The Destruction of Palmares

By 1676, the repeated Portuguese expeditions sent out against Palmares had begun to take their toll. An expedition led by Fernão Carrilho proved to be especially damaging, which thereby led the leader of Palmares, Ganga-Zumba, to offer a peace treaty to the Portuguese. [1] However, Ganga-Zumba’s offer of peace was rejected by his younger chiefs and he was poisoned in an act of regicide. [2] Zumbi, a young chief who had previously been in charge of the quilombo’s defense, became Palmares’ leader and chose to continue fighting the Portugues rather than submitting to peace.[3]

Palmares' new leader, Zumbi, who defiantly chose to continue fighting the Portuguese.

Palmares’ new leader, Zumbi, who defiantly chose to continue fighting the Portuguese.[4]

Zumbi was able to hold Portuguese expeditions at bay for nearly two decades years. Yet in 1694, an expedition sent by the Governor of Pernambuco and led by the militia captain Jorge Velho was able to successfully destroy Palmares’ capital, Macaco. The battle was bloody, and numerous men, women, and children were killed in the fighting.[5]

Jorge Velho, who successfully destroyed the capital of Palmares, Macaco, in 1694.

Jorge Velho, who successfully destroyed the capital of Palmares, Macaco, in 1694.[6]

Zumbi was able to escape into the wilderness and continue on with the fight against the Portuguese. However, Zumbi’s location was given to the Portuguese militia, and on November 20th, 1695, Zumbi was killed and his body mutilated.[7]


[1] Kent, R. K, “Palmares: An African State in Brazil.” The Journal of African History 6, no. 2 (1965): 169.

[2] Anderson, Robert Nelson, “The Quilombo of Palmares: A New Overview of a Maroon State in Seventeenth-Century Brazil.” Journal of Latin American Studies 28, no. 3 (1996): 563.

[3] Ibid., 563.

[4] AFRICAN, BLACK & DIASPORIC HISTORY. November 24, 2014. Accessed April 10, 2017. http://68.media.tumblr.com/93c284d1ea327998717c1c6467537af1/tumblr_nfc5x0BcwG1riaqbco4_1280.jpg.

[5] Orser, Charles E., and Pedro P. A. Funari, “Archaeology and Slave Resistance and Rebellion.” World Archaeology 33, no. 1 (2001): 66.

[6] “Domingos Jorge Velho.” Wikipedia.
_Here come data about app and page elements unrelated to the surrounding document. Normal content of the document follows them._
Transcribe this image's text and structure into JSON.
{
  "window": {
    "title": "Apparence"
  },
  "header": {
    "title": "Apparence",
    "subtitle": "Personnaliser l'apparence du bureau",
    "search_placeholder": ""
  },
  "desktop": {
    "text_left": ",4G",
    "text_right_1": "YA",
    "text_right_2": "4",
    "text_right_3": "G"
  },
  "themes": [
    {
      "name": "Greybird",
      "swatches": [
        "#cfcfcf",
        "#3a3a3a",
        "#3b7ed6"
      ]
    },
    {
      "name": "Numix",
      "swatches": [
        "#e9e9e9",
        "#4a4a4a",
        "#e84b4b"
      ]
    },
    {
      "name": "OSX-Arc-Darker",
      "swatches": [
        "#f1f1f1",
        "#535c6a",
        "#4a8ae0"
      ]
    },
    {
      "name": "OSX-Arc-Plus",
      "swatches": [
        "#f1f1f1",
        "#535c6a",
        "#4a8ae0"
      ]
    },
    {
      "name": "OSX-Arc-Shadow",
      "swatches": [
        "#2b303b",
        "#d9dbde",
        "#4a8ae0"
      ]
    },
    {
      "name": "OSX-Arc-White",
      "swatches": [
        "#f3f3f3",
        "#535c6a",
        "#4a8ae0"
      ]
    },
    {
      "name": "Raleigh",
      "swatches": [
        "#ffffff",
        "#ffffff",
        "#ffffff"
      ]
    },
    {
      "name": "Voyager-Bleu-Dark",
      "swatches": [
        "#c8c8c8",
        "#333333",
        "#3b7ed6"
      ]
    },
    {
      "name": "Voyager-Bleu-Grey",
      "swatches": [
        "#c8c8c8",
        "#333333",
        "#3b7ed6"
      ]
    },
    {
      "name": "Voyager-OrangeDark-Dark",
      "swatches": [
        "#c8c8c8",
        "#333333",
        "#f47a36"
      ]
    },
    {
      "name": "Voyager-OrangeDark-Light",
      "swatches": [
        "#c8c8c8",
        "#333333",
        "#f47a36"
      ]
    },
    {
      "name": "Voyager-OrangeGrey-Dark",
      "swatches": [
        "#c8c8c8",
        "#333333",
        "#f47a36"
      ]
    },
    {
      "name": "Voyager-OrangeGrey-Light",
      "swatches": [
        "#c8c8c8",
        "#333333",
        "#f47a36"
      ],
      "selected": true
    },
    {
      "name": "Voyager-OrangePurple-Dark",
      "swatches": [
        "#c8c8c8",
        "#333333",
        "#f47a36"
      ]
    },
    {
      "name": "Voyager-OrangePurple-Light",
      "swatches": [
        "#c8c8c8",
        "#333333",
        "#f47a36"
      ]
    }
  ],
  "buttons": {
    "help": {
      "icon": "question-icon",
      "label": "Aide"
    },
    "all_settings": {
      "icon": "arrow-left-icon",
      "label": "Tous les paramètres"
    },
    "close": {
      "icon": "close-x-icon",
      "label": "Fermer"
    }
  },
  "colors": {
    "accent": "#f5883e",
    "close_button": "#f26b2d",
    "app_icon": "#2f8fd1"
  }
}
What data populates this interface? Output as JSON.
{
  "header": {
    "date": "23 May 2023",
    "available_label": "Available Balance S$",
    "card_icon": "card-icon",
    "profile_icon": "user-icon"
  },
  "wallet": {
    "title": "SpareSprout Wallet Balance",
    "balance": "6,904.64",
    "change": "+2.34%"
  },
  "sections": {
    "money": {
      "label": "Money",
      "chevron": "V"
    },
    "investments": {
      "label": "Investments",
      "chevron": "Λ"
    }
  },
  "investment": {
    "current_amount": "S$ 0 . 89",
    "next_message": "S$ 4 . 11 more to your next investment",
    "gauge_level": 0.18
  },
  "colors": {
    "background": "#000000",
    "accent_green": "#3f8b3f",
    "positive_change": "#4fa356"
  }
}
October 11, 2016. Accessed April 10, 2017. https://en.wikipedia.org/wiki/Domingos_Jorge_Velho#/media/File:Domingos_Jorge_Velho.jpg.

[7] Anderson, “The Quilombo of Palmares: A New Overview of a Maroon State in Seventeenth-Century Brazil,” 564.